Does a small business always need an attorney
or accountant when starting out?
Most small business people will need legal advice for a
variety of issues– leases, contracts, trademark registration and protection,
franchise purchase, and so on. Law, like all industries, is getting more and
more specialized. So selecting the right lawyer for the right objective is key.
An accountant or bookkeeper is one of the most critical
resources to tap early and ongoing. Getting a part-time bookkeeper to help set
up your books (via QuickBooks or other software) and generate monthly financial
documents is a critical part of running a fact-based business.
In addition, I would suggest business mentors such as those
available through SCORE. A relationship with a local banker is also helpful as
a critical source of funding and lines of credit as you build your business.
SCORE offers so many valuable resources to
prospective entrepreneurs. Which ones do you feel are most important to someone
just starting out?
The most valuable resource SCORE provides is free and
mentoring. Entrepreneurs need a sounding board, someone with the relevant
experience and judgment to guide them as they strive to build their company.
The other valuable resource we offer is the whole body of
educational workshops and
webinarstargeted at start-ups and ongoing businesses. The opportunity to
learn about every phase of running a business is a critical component for a
small business owner’s continual learning and growth.
You’ve counseled all types of people as a
SCORE mentor. Is there a certain “attitude” or personal trait that provides a
greater chance of success?
I think client potential is an unusual combination of
these attributes: business intelligence, humility, and an urgent commitment to
get things done.
Business intelligence doesn’t mean that they are fully developed business people; rather, they have common sense and a business perspective beyond their functional specialty.
Humility and openness is not as rare but still not the rule. Some people come to us to confirm what they are doing rather than being open to new thinking and direction.

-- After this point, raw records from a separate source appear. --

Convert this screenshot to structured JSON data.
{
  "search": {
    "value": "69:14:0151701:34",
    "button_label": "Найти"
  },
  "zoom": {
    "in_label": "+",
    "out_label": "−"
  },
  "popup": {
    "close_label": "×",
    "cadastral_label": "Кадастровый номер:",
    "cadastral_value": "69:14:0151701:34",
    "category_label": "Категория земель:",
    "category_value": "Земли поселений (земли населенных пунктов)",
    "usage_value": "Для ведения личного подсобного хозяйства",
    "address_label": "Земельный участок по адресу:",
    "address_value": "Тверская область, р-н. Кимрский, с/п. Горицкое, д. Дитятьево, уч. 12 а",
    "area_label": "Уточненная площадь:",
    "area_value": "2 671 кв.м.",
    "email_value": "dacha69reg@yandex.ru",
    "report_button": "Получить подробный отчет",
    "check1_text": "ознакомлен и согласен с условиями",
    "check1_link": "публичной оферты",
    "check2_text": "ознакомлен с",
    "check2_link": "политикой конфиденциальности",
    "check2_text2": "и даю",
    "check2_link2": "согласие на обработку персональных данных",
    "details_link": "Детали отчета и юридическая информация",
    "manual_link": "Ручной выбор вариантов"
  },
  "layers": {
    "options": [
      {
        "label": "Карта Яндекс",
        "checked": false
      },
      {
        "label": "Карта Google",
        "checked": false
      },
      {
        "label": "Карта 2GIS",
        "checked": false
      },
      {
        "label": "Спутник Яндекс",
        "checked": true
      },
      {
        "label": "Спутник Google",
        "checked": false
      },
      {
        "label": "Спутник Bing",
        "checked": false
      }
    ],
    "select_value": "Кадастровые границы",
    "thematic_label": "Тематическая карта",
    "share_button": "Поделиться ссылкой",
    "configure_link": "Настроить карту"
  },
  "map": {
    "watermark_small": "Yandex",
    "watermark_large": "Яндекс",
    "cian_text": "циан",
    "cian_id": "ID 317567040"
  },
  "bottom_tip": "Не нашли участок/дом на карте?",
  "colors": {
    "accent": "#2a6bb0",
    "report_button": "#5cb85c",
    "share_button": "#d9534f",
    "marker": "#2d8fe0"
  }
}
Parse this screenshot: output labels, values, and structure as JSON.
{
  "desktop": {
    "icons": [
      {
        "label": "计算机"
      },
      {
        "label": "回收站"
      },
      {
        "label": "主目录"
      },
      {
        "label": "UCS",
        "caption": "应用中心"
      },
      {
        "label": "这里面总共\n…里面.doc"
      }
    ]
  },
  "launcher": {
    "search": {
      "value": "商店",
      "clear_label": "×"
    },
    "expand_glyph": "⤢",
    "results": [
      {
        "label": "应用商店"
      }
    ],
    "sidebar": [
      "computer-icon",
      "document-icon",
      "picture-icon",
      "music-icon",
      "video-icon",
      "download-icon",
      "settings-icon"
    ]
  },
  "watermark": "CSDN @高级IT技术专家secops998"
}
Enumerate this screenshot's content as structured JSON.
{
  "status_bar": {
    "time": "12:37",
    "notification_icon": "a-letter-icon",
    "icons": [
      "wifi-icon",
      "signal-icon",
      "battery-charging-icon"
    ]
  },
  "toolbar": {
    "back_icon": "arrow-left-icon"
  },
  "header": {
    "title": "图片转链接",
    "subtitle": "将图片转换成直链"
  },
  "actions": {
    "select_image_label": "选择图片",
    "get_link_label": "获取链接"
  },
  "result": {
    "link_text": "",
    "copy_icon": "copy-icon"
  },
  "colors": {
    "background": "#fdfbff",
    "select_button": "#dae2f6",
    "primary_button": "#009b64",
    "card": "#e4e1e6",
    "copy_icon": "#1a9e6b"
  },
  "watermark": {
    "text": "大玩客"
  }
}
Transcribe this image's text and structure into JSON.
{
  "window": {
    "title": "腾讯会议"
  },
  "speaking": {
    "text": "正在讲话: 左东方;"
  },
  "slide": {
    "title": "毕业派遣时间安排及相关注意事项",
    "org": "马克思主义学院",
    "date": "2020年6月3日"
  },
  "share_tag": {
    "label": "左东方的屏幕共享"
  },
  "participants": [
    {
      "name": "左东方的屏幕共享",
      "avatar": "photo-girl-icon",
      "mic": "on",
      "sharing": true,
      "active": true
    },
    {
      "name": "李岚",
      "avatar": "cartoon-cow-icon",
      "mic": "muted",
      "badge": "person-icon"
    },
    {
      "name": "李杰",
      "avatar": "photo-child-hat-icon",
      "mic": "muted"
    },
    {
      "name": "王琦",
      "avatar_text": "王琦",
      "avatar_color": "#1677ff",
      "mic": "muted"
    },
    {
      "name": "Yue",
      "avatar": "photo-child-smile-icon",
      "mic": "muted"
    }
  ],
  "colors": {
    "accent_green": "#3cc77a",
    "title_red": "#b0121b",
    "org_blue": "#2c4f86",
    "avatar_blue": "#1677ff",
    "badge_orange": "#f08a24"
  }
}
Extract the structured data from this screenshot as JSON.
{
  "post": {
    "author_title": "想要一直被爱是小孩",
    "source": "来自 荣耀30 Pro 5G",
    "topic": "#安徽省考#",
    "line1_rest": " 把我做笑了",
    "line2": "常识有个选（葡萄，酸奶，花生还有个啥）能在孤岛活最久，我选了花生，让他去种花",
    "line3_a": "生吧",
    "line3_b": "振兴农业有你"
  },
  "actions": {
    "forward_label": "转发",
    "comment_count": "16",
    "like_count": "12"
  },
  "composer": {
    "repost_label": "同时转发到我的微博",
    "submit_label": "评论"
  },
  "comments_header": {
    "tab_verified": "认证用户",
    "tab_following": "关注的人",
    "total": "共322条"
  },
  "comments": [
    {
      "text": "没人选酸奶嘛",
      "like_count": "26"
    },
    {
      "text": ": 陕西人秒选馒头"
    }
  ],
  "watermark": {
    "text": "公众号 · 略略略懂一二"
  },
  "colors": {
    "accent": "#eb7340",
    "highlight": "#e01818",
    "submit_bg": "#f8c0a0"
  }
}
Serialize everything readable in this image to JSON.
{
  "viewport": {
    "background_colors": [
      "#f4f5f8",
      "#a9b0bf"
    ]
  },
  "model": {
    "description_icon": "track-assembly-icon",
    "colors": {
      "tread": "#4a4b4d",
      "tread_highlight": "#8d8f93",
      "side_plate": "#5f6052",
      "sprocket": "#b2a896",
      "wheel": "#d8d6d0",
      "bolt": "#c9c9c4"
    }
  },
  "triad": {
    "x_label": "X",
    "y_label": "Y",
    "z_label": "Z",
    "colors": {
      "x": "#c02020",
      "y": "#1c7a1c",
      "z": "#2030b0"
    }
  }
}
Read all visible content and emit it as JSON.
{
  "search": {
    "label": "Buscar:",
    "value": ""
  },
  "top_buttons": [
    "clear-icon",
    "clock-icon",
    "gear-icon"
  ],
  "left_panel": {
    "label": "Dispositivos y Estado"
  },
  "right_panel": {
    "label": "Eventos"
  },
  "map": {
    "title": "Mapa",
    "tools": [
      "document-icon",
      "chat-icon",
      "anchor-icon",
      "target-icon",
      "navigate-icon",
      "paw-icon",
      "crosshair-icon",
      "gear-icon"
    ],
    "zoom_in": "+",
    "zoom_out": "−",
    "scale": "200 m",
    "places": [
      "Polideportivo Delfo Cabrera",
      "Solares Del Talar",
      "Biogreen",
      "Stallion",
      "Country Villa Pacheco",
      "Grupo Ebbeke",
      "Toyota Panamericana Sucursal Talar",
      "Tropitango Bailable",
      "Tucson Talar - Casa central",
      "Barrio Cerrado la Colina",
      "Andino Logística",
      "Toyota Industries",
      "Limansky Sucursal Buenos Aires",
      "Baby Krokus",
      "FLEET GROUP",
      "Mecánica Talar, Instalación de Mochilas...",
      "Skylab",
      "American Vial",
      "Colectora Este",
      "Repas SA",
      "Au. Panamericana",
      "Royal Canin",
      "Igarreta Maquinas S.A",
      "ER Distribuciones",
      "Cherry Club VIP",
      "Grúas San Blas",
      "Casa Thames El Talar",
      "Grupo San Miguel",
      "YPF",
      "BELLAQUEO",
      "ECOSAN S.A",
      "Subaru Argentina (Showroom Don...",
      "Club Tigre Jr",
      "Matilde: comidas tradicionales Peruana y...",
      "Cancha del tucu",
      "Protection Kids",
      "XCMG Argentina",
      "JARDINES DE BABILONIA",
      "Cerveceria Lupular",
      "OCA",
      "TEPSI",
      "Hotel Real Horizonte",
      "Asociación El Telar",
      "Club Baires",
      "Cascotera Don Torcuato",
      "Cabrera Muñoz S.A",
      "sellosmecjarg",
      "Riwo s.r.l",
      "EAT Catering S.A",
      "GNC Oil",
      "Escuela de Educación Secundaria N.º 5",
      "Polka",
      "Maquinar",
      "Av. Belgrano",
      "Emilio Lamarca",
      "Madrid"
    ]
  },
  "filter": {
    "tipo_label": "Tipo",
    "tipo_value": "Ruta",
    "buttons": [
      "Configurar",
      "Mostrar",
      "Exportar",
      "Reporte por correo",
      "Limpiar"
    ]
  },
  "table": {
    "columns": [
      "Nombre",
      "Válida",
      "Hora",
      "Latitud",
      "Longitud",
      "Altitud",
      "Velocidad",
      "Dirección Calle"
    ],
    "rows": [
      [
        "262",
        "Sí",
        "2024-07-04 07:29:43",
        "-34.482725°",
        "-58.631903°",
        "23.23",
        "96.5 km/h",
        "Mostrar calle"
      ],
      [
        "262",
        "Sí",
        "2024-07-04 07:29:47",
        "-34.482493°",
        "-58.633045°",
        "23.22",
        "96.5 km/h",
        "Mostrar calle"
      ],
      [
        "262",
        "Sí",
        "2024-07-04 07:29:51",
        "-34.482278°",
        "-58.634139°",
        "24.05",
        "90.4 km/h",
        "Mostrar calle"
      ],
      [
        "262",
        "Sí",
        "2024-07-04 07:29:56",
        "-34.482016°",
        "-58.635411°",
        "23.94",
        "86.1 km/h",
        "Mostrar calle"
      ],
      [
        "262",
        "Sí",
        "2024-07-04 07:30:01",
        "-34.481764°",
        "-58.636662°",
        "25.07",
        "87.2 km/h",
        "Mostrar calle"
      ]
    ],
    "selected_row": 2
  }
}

Most refreshing and rewarding is the commitment to get things done and a sense of urgency to get them done quickly, as opposed to slow, incremental progressthan doesn’t have an end in sight.
David Albright is an active SCORE mentor with
extensive experience in the consumer products industry including being
President of Pepperidge Farm, Inc.,
Godiva Chocolatier Worldwide and Glacial Confections, a start-up